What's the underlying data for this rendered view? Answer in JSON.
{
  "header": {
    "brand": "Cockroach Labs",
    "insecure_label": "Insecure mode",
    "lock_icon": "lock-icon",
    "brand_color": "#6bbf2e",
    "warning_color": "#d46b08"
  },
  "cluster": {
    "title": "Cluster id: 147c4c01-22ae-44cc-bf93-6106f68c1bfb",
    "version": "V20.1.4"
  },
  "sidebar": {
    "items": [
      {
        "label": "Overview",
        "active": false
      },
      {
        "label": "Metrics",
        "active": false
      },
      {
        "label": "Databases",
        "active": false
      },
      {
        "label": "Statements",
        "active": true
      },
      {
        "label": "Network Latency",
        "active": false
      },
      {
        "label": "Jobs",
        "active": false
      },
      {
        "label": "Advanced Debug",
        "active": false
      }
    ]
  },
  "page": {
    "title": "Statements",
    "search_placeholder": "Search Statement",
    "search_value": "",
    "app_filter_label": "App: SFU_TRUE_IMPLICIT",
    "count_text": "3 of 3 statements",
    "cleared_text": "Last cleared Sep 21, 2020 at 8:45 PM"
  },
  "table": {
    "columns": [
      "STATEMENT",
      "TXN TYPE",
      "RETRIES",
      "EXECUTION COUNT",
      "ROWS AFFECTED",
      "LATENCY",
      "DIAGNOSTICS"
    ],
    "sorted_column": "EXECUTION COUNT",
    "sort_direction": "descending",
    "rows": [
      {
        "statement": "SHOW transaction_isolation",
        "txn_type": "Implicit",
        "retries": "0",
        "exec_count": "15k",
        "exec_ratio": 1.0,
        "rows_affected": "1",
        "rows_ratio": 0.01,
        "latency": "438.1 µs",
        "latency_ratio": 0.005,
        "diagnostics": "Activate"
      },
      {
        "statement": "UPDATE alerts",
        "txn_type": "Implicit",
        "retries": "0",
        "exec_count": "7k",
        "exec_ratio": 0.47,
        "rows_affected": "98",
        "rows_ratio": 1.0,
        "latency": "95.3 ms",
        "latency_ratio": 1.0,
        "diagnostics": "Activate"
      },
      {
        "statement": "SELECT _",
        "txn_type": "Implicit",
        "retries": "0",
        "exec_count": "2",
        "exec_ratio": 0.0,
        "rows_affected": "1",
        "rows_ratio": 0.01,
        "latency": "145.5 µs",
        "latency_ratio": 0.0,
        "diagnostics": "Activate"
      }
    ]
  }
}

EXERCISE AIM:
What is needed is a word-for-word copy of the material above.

ANSWER TO THE PROBLEM:
What's the underlying data for this rendered view? Answer in JSON.
{
  "header": {
    "brand": "Cockroach Labs",
    "insecure_label": "Insecure mode",
    "lock_icon": "lock-icon",
    "brand_color": "#6bbf2e",
    "warning_color": "#d46b08"
  },
  "cluster": {
    "title": "Cluster id: 147c4c01-22ae-44cc-bf93-6106f68c1bfb",
    "version": "V20.1.4"
  },
  "sidebar": {
    "items": [
      {
        "label": "Overview",
        "active": false
      },
      {
        "label": "Metrics",
        "active": false
      },
      {
        "label": "Databases",
        "active": false
      },
      {
        "label": "Statements",
        "active": true
      },
      {
        "label": "Network Latency",
        "active": false
      },
      {
        "label": "Jobs",
        "active": false
      },
      {
        "label": "Advanced Debug",
        "active": false
      }
    ]
  },
  "page": {
    "title": "Statements",
    "search_placeholder": "Search Statement",
    "search_value": "",
    "app_filter_label": "App: SFU_TRUE_IMPLICIT",
    "count_text": "3 of 3 statements",
    "cleared_text": "Last cleared Sep 21, 2020 at 8:45 PM"
  },
  "table": {
    "columns": [
      "STATEMENT",
      "TXN TYPE",
      "RETRIES",
      "EXECUTION COUNT",
      "ROWS AFFECTED",
      "LATENCY",
      "DIAGNOSTICS"
    ],
    "sorted_column": "EXECUTION COUNT",
    "sort_direction": "descending",
    "rows": [
      {
        "statement": "SHOW transaction_isolation",
        "txn_type": "Implicit",
        "retries": "0",
        "exec_count": "15k",
        "exec_ratio": 1.0,
        "rows_affected": "1",
        "rows_ratio": 0.01,
        "latency": "438.1 µs",
        "latency_ratio": 0.005,
        "diagnostics": "Activate"
      },
      {
        "statement": "UPDATE alerts",
        "txn_type": "Implicit",
        "retries": "0",
        "exec_count": "7k",
        "exec_ratio": 0.47,
        "rows_affected": "98",
        "rows_ratio": 1.0,
        "latency": "95.3 ms",
        "latency_ratio": 1.0,
        "diagnostics": "Activate"
      },
      {
        "statement": "SELECT _",
        "txn_type": "Implicit",
        "retries": "0",
        "exec_count": "2",
        "exec_ratio": 0.0,
        "rows_affected": "1",
        "rows_ratio": 0.01,
        "latency": "145.5 µs",
        "latency_ratio": 0.0,
        "diagnostics": "Activate"
      }
    ]
  }
}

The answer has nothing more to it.